As is standard for a film like this now, the end of the film isn’t really an ending, but rather a cliffhanger for the next movie in the series – which judging on the attendance of the 10pm Thursday before opening screening I attended, won’t happen (seriously, I go to these Thursday shows quite often, and I have never been in such an empty theater before – not even the time I stupidly went to see Selma on a Thursday night in the middle of a snowstorm). The setup for the next movie really should have been the plot for this movie – which essentially repeats the plot of the first movie, with the aliens coming back – but this time with more firepower, with the exception that this movie features a giant talking sphere.

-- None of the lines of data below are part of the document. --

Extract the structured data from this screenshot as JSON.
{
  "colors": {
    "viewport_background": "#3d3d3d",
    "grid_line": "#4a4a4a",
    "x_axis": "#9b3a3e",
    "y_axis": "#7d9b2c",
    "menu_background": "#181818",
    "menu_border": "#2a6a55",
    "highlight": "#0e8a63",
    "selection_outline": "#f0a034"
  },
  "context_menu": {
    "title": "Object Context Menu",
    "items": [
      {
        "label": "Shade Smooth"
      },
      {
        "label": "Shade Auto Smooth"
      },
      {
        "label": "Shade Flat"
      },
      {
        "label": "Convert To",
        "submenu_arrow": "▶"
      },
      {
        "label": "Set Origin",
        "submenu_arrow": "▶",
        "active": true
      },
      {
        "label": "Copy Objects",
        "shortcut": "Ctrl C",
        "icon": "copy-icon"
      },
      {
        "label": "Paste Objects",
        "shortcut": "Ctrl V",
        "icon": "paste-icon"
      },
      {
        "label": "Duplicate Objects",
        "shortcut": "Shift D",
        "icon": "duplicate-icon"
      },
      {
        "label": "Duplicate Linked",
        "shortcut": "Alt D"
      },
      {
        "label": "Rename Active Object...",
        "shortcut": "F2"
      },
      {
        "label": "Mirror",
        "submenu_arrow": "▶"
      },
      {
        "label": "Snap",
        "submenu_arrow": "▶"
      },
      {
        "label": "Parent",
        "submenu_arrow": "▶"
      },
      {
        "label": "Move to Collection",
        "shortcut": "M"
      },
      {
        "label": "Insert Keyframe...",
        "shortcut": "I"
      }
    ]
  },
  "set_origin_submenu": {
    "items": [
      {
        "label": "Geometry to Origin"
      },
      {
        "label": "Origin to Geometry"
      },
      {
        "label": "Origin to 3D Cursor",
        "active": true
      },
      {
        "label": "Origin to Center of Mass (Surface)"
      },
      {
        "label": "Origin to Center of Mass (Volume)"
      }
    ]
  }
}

Independence Day: Resurgence isn’t a good movie on any level. Did it hold my attention, and give me a few isolated moments of pleasure? Sure. But oddly for a film that took 20 years to make, and has five credited screenwriters, the film doesn’t feel very thought out or planned. In all honestly, it plays more like those direct-to-video sequels of big hits that studios churn out to make a quick buck (seriously, how many Starship Troopers sequels are there?). I find the wave of nostalgia for the 1990s – the era in which I grew up – to rather tedious and boring – and the film is a good example as why that is. The bar for a sequel to Independence Day shouldn’t be a very difficult one to clear – you just got to remember three things – big, dumb and fun. In this case two out of three is very bad.